If this happens the seller is entitled to keep the 10% deposit. They can also sue for damages to cover costs such as legal fees and any loss in value of the home if the market has depreciated. Because of the expense it’s rare for buyers to walk away at this point.
If a seller decides not to sell they must pay back the deposit with interest. They may also be asked to pay solicitor’s fees the buyers have incurred. It’s also worth checking the terms of your estate agent’s contract – they may expect their fee to be paid if they have found a willing buyer.
Working with us
One way to guarantee you won’t need to pay any solicitor’s fees is to sell your home to us. We appoint an independent conveyancing expert and cover all their costs. On top of this, there are no estate agent fees when you work with us. What’s more, once we’ve agreed on a final price you can be sure the sale will go through – we’ll give you a completion date and we’ll stick to it.
Because we’re not subject to the volatility of a housing chain we can move quickly. When we’ve completed all the legal requirements we’ll be ready to buy your home, if necessary we can do it in just seven days. We’re also experts at supporting people through challenging home selling situations involving divorce and inheritance when the last thing you need is a lengthy delay.

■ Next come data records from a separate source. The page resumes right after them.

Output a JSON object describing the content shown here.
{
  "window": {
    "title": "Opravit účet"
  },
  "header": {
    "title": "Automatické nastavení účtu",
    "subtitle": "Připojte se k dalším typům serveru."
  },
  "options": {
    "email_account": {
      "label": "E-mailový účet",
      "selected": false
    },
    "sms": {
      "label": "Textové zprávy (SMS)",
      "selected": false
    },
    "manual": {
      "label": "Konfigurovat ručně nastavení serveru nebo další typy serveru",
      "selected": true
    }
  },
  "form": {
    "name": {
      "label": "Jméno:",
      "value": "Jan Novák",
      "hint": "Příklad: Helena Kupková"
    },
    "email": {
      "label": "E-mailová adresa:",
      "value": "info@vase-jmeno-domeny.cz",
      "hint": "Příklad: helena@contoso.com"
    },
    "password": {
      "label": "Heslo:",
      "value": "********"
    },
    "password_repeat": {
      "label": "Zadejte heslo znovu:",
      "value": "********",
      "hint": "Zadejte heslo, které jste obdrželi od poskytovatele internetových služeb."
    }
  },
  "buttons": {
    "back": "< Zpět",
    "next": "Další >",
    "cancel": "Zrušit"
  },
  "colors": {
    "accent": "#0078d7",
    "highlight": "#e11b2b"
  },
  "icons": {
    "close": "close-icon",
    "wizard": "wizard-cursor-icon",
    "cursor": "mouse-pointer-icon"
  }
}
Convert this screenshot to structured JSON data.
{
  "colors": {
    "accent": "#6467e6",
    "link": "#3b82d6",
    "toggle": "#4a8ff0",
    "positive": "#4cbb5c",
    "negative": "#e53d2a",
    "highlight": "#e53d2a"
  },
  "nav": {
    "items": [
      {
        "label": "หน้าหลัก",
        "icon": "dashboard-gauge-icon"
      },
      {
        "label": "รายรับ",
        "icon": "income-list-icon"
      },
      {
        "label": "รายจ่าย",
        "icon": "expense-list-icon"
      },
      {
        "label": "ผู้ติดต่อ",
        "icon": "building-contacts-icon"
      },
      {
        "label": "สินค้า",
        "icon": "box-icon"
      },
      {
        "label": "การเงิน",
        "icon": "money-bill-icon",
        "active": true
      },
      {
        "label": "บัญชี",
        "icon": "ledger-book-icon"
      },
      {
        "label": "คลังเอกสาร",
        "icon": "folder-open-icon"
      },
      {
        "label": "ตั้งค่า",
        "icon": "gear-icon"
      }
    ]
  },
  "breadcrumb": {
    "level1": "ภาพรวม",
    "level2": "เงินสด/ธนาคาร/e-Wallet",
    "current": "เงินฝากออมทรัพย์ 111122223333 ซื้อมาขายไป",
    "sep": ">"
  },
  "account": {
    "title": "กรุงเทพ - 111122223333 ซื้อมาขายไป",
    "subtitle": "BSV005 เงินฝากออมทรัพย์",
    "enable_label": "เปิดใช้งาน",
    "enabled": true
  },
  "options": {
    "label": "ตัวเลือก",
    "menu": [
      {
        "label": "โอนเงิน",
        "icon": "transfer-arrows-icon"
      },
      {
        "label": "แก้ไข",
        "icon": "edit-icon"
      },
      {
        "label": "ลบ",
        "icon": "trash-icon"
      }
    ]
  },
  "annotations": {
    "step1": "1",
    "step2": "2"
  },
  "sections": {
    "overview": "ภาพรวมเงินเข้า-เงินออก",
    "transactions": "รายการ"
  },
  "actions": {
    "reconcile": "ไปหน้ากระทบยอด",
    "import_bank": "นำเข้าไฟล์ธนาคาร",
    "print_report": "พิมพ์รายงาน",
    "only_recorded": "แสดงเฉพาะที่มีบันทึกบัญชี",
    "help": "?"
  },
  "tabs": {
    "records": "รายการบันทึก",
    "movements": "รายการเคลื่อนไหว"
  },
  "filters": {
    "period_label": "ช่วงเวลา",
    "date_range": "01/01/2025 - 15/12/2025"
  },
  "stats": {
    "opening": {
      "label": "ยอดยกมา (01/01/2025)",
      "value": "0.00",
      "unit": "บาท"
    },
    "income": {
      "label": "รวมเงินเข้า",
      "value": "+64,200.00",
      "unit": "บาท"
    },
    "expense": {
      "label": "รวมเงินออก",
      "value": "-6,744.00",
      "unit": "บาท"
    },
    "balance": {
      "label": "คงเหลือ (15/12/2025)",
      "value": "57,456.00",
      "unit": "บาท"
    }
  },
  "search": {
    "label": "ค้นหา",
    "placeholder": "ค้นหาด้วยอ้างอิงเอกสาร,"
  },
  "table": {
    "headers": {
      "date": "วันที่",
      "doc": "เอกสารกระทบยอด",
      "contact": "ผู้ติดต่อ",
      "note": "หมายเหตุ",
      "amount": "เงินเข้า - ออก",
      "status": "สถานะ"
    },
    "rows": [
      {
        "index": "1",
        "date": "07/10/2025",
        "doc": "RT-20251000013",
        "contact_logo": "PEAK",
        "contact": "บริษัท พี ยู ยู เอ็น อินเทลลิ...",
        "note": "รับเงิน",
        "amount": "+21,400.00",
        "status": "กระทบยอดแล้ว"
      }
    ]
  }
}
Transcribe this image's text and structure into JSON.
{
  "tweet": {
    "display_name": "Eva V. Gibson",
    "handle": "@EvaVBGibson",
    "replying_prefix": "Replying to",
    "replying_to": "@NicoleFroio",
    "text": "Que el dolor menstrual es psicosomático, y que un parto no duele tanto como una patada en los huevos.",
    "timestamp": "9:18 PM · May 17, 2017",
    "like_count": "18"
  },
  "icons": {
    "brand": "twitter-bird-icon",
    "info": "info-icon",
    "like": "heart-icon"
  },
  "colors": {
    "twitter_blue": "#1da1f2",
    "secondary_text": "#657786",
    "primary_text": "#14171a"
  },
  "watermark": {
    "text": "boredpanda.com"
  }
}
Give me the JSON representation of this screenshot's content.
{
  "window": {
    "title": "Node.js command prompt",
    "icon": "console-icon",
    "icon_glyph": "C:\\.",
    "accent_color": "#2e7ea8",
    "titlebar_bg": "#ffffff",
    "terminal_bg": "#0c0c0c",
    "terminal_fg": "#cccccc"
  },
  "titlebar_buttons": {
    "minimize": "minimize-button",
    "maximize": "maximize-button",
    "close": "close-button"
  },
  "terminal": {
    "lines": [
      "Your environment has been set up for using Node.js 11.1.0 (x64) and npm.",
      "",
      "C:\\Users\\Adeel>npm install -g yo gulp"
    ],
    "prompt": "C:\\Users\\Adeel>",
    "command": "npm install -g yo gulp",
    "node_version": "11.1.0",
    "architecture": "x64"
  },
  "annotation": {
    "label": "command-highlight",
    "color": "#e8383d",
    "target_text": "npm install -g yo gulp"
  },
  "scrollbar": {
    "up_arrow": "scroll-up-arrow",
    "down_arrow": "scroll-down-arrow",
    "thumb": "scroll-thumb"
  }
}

If you’d like to find out more about our service, we’d be happy to chat.